Remove from the roasting tray and pour all of the contents into a saucepan and add a glass or two of white wine, reduce and strain through a sieve. This will be added to the kumquat sauce.

Kumquat sauce
200g small (they are in any case) kumquats (50% in halves and 50% cut into slivers)
2 tbsp. of apricot jelly
2 tsp. of caster sugar
200ml orange juice made up with the orange juice that you soaked the dried fruit in.
Salt and pepper to taste

Add all of the ingredients except the salt and pepper into a saucepan, allow slowly to cook down until it is nice and syrupy, add the stock a little at a time, but still keeping the syrup consistency. Now adjust the seasoning (It may well not require any).

Riesling Sauerkraut
You can buy this ready-made, but in this case I bought normal bio-sauerkraut and added a couple of  bay leaves stuck into 2 halves of onion with cloves, 5 juniper berries, a good handful of sweet Riesling grapes, 2 tsp. of  vegetable stock powder, ¾ of a bottle of Riesling. Add to a large pan and allow to simmer for a couple of hours, I think the longer the better, you can even make it the day before and slowly heat it up to be ready just prior to eating.

Roast Autumn Vegetables
2 large sweet potatoes
500g Hokkaido pumpkin
10 small beetroots
10 small parsnips
2 yellow courgettes
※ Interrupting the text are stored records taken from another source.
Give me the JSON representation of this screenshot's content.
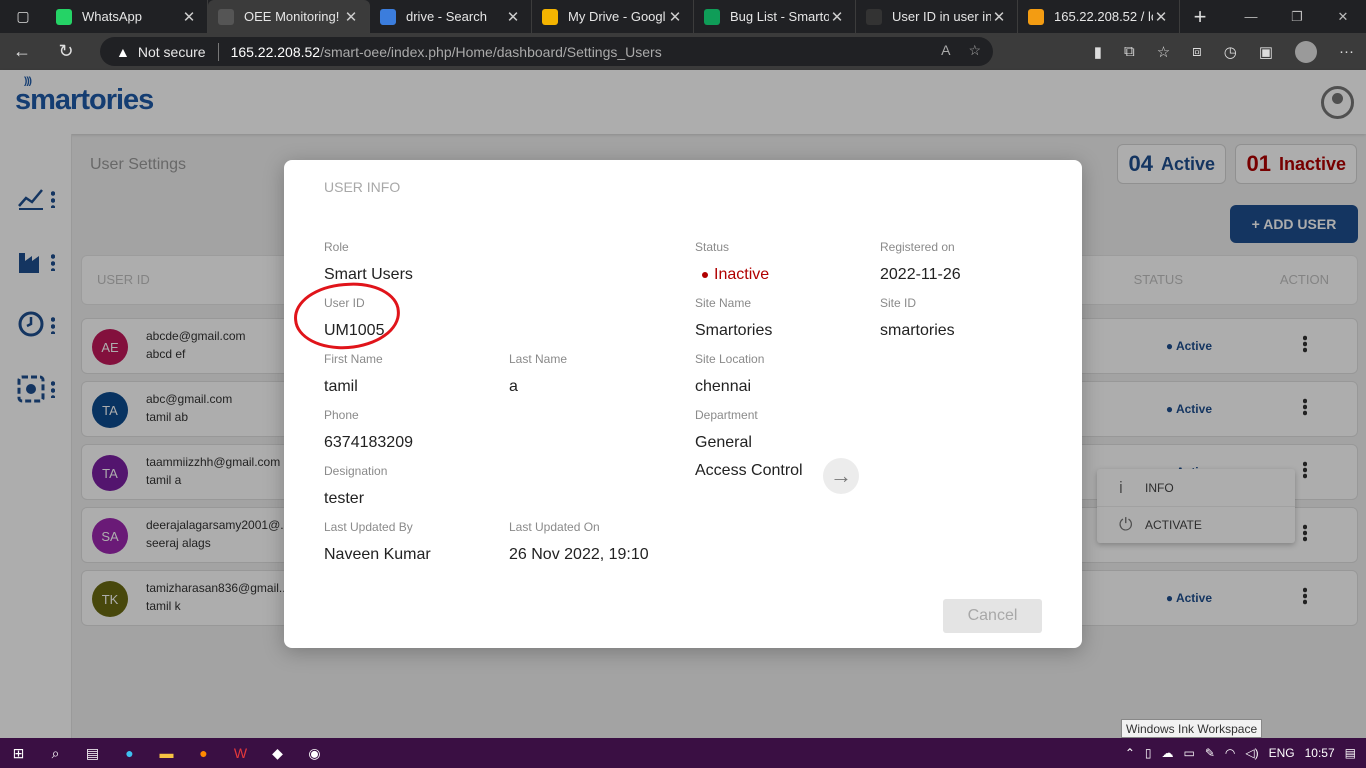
{
  "browser": {
    "tabs": [
      {
        "title": "WhatsApp",
        "favicon": "whatsapp-icon",
        "color": "#25d366"
      },
      {
        "title": "OEE Monitoring!",
        "favicon": "document-icon",
        "color": "#555555",
        "active": true
      },
      {
        "title": "drive - Search",
        "favicon": "search-icon",
        "color": "#3b7ddd"
      },
      {
        "title": "My Drive - Googl",
        "favicon": "google-drive-icon",
        "color": "#f4b400"
      },
      {
        "title": "Bug List - Smarto",
        "favicon": "google-sheets-icon",
        "color": "#0f9d58"
      },
      {
        "title": "User ID in user in",
        "favicon": "github-icon",
        "color": "#333333"
      },
      {
        "title": "165.22.208.52 / lc",
        "favicon": "phpmyadmin-icon",
        "color": "#f39c12"
      }
    ],
    "address": {
      "not_secure": "Not secure",
      "host": "165.22.208.52",
      "path": "/smart-oee/index.php/Home/dashboard/Settings_Users"
    }
  },
  "app": {
    "logo": "smartories",
    "page_title": "User Settings",
    "counts": {
      "active_num": "04",
      "active_label": "Active",
      "inactive_num": "01",
      "inactive_label": "Inactive"
    },
    "add_user_label": "+ ADD USER",
    "table": {
      "headers": {
        "user_id": "USER ID",
        "status": "STATUS",
        "action": "ACTION"
      },
      "rows": [
        {
          "initials": "AE",
          "color": "#c2185b",
          "email": "abcde@gmail.com",
          "name": "abcd ef",
          "status": "Active"
        },
        {
          "initials": "TA",
          "color": "#0d4c8f",
          "email": "abc@gmail.com",
          "name": "tamil ab",
          "status": "Active"
        },
        {
          "initials": "TA",
          "color": "#7b1fa2",
          "email": "taammiizzhh@gmail.com",
          "name": "tamil a",
          "status": "Active"
        },
        {
          "initials": "SA",
          "color": "#9c27b0",
          "email": "deerajalagarsamy2001@...",
          "name": "seeraj alags",
          "status": "Active"
        },
        {
          "initials": "TK",
          "color": "#6b6b12",
          "email": "tamizharasan836@gmail...",
          "name": "tamil k",
          "status": "Active"
        }
      ]
    },
    "row_menu": {
      "info": "INFO",
      "activate": "ACTIVATE"
    }
  },
  "modal": {
    "title": "USER INFO",
    "fields": {
      "role_label": "Role",
      "role": "Smart Users",
      "status_label": "Status",
      "status": "Inactive",
      "registered_label": "Registered on",
      "registered": "2022-11-26",
      "user_id_label": "User ID",
      "user_id": "UM1005",
      "site_name_label": "Site Name",
      "site_name": "Smartories",
      "site_id_label": "Site ID",
      "site_id": "smartories",
      "first_name_label": "First Name",
      "first_name": "tamil",
      "last_name_label": "Last Name",
      "last_name": "a",
      "site_location_label": "Site Location",
      "site_location": "chennai",
      "phone_label": "Phone",
      "phone": "6374183209",
      "department_label": "Department",
      "department": "General",
      "designation_label": "Designation",
      "designation": "tester",
      "access_control": "Access Control",
      "last_updated_by_label": "Last Updated By",
      "last_updated_by": "Naveen Kumar",
      "last_updated_on_label": "Last Updated On",
      "last_updated_on": "26 Nov 2022, 19:10"
    },
    "cancel_label": "Cancel"
  },
  "tooltip": "Windows Ink Workspace",
  "taskbar": {
    "lang": "ENG",
    "time": "10:57"
  }
}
Peel the potatoes, and parsnips, I used only the bulbous top parts and cut them to the same size as the beetroots.  Cut all of the vegetables into pieces of approx. the same size. Parboil the beetroots and the parsnips (two different pans),  when still firm peel the beets and transfer to a roasting tray, add the rest of the vegetables, drizzle all over with olive oil, add some fresh chopped herbs (rosemary, thyme, oregano), fresh ground black pepper and course sea salt, mix well together  so that all are coated, cover with foil and place in the oven to roast for about 1 hour (I roasted at the same time as the duck, duck at the top and veg at the bottom, keep an eye on the veg if they are cooking too quick remove and then replace while the duck is resting.
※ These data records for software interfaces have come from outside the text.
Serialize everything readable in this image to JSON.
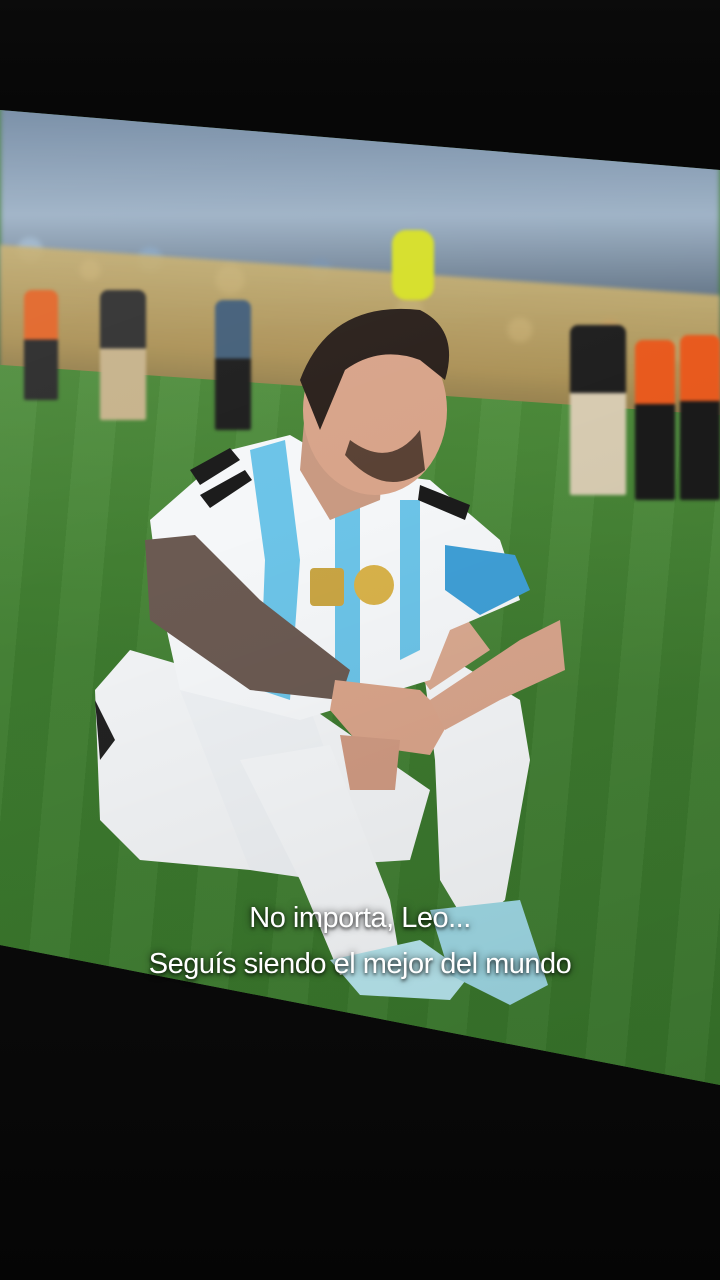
{
  "caption": {
    "line1": "No importa, Leo...",
    "line2": "Seguís siendo el mejor del mundo"
  },
  "colors": {
    "pitch": "#3f7d30",
    "jersey_blue": "#6cc4e8",
    "caption_text": "#ffffff"
  }
}
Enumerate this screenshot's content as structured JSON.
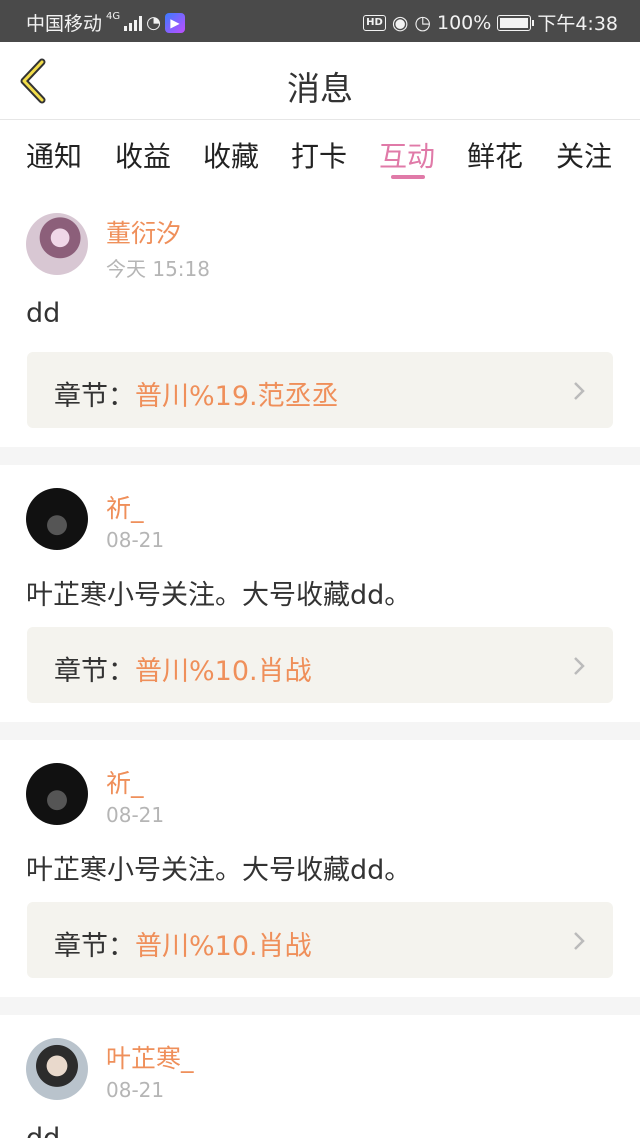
{
  "status_bar": {
    "carrier": "中国移动",
    "network": "4G",
    "battery": "100%",
    "time": "下午4:38",
    "hd": "HD",
    "app_badge": "▶"
  },
  "header": {
    "title": "消息",
    "back_icon": "chevron-left-icon"
  },
  "tabs": [
    {
      "label": "通知",
      "active": false
    },
    {
      "label": "收益",
      "active": false
    },
    {
      "label": "收藏",
      "active": false
    },
    {
      "label": "打卡",
      "active": false
    },
    {
      "label": "互动",
      "active": true
    },
    {
      "label": "鲜花",
      "active": false
    },
    {
      "label": "关注",
      "active": false
    }
  ],
  "messages": [
    {
      "user": "董衍汐",
      "time": "今天 15:18",
      "content": "dd",
      "chapter_prefix": "章节：",
      "chapter_name": "普川%19.范丞丞"
    },
    {
      "user": "祈_",
      "time": "08-21",
      "content": "叶芷寒小号关注。大号收藏dd。",
      "chapter_prefix": "章节：",
      "chapter_name": "普川%10.肖战"
    },
    {
      "user": "祈_",
      "time": "08-21",
      "content": "叶芷寒小号关注。大号收藏dd。",
      "chapter_prefix": "章节：",
      "chapter_name": "普川%10.肖战"
    },
    {
      "user": "叶芷寒_",
      "time": "08-21",
      "content": "dd"
    }
  ],
  "colors": {
    "accent_pink": "#e07aa8",
    "user_orange": "#ef8f5a",
    "status_bar_bg": "#4a4a4a"
  }
}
Poached pears in red wine

3 pears halved
1bottle of red wine
1 stick of cinnamon bark
2 cloves
3 cardamom pods crushed
6 dsp. of preiselbeer jam or jelly (or any other red berry jam or jelly).
Peel , halve and de-core the pears, poach in the red wine (a red Australian merlot in this case. Remove from the poaching liquid and allow to cool, fill them with the jam

To serve,
Remove the tooth picks and thread, remove the crispy bacon, halve each of the ducks (I have some special secateurs for this, but a good sharp knife works just as well) , with the stuffing inside still in it, place these on top of the Riesling Sauerkraut in a pretty serving dish, glaze and decorate each with the sauce and glazed kumquats and the crispy bacon.
Decorate with the halved pears.

Pour the remainder of the Kumquat sauce into a sauce boat and serve separate

Put the vegetables into serving dishes and open up the bottle of good wine (red or white the choice is yours, but a nice Riesling would go nice with this meal.